  • A Segway Human Transporter
  • A Poster Printer (HP DesignJet 800)


  • The Institute for Robotics and Intelligent Machines (IRIM) is located in the College of Computing Building and houses a variety of research labs in a multi-facility collection of workplaces. In addition, IRIM affiliated laboratories are operated by non-CoC faculty in the College of Architecture, College of Engineering: Schools of Aerospace Engineering, Biomedical Engineering, Mechanical Engineering, Electrical and Computer Engineering, College of Science: School of Physics and the Georgia Tech Research Institute. A partial list of specialized IRIM and robotics equipment includes:



  • 3 cells with KR210 KUKA robots, material handling equipment, and AGVs.
  • Several Kuka robotic arms
  • A Schunk robotic arm (LWA3) with dexterous hand (SDH2).
  • Golem Krang: a mobile manipulator designed and built by the   Humanoid Robotics Lab, featuring a Schunk robotic arm mounted on a custom Segway Human Transporter.
  • Simon: a face-to-face, robotic research platform featuring an upper-torso humanoid social robot with two 7-DOF arms, two 4-DOF hands, and a socially expressive head and neck, including two 2-DOF ears with full RGB spectrum LEDs.
  • A Segway RMP200 Research Mobility Platform.
  • A Mobile Robotics PeopleBot.
  • A PR2 Willow Garage robot.
  • Rovio WowWee mobile webcam.
  • 18 Sony AIBO legged robots
  • 2 iRobot ATRV minis, 1 IS Robotics Pebbles III robots
  • 4 Pioneer 2-DXE, 3 Pioneer AT robots
  • 1 Evolution Scorpion, 1 Evolution ER1, 1 Segway, 1 Denning DRV-I robot
  • 3 RWI ATRV-Jr, 5 ActivMedia Amigobots, 1 Nomad 200, 5 Nomad 150,    1 Hermes II Hexipod, 3 Blizzard robots
  • several SICK scanners, various lasers, vision/motion systems, cameras, and associated equipment.
  • Electronics Shop: a lab with oscilloscopes, logic analyzers, programmable power supplies, soldering equipment, etc.
  • Wilks Cluster: a 15-node, 180-core Supermicro 6016T-NTF compute cluster (2- socket, 6-core, 2.67GHz Intel 5650, 96GB RAM).
  • A Segway Human Transporter.
  • A Poster Printer (HP DesignJet 800).


Georgia Tech Research Networking Capabilities

Georgia Tech's state-of-the-art network provides capabilities with few parallels in academia or industry, delivering unique and sustained competitive advantage to Georgia Tech faculty, students, and staff.
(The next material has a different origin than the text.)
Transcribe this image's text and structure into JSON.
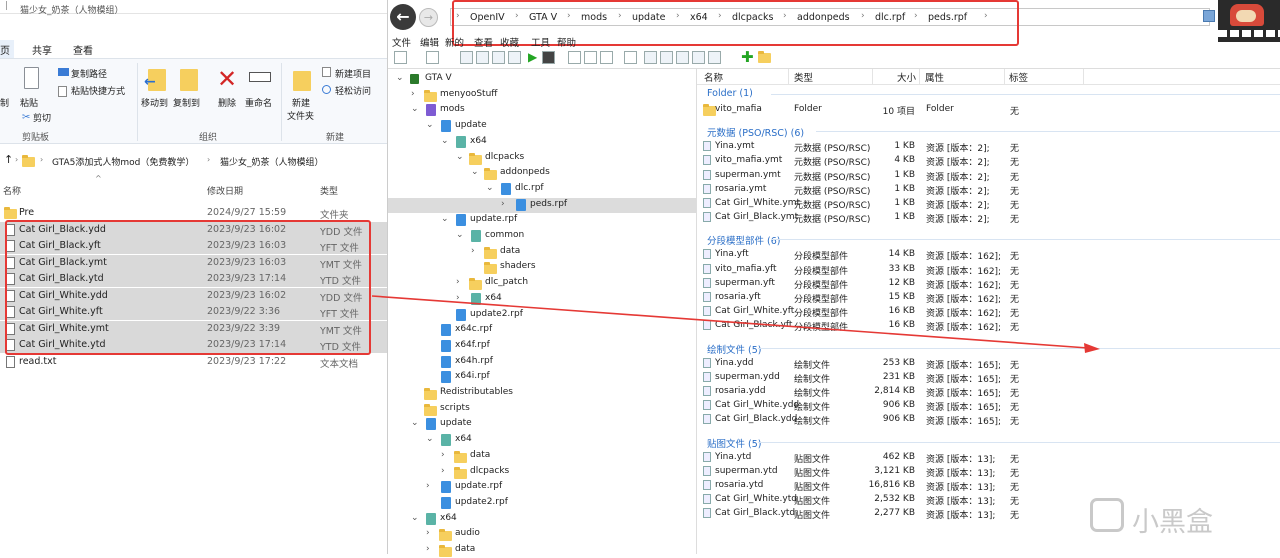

Since the mid-80’s Georgia Tech and OIT have provided instrumental leadership in high-performance networks for research and education (R&E) regionally, nationally, and internationally.


A founding member of Internet2 (I2) and National LambdaRail (NLR) – high bandwidth networks dedicated to the needs of the research and education community – Georgia Tech manages and operates Southern Crossroads (SoX, the I2 regional GigaPOP). We work within six Southeastern states to make affordable high-performance network access and network services available to researchers and faculty at Georgia Tech, their collaborators, other higher-education systems, K- 12 systems, and beyond.


Georgia Tech's network has high-performance connectivity to other members of the research and education community world-wide through 100 Gbps (gigabits per second) links to SoX/SLR, which is peered with Internet2 Network, TransitRail, Oak Ridge National Labs (ORNL), the Department of Energy's Energy Sciences Network (ESNet), NCREN, NASA's NREN, MREN, FLR, Peachnet, LONI, 3ROX, as well as other SoX participants in the Southeast.


In addition to the exceptional R&E network connectivity provided to all Georgia Tech faculty, students, and staff, dedicated bandwidth in support of specific collaborations and research is also possible.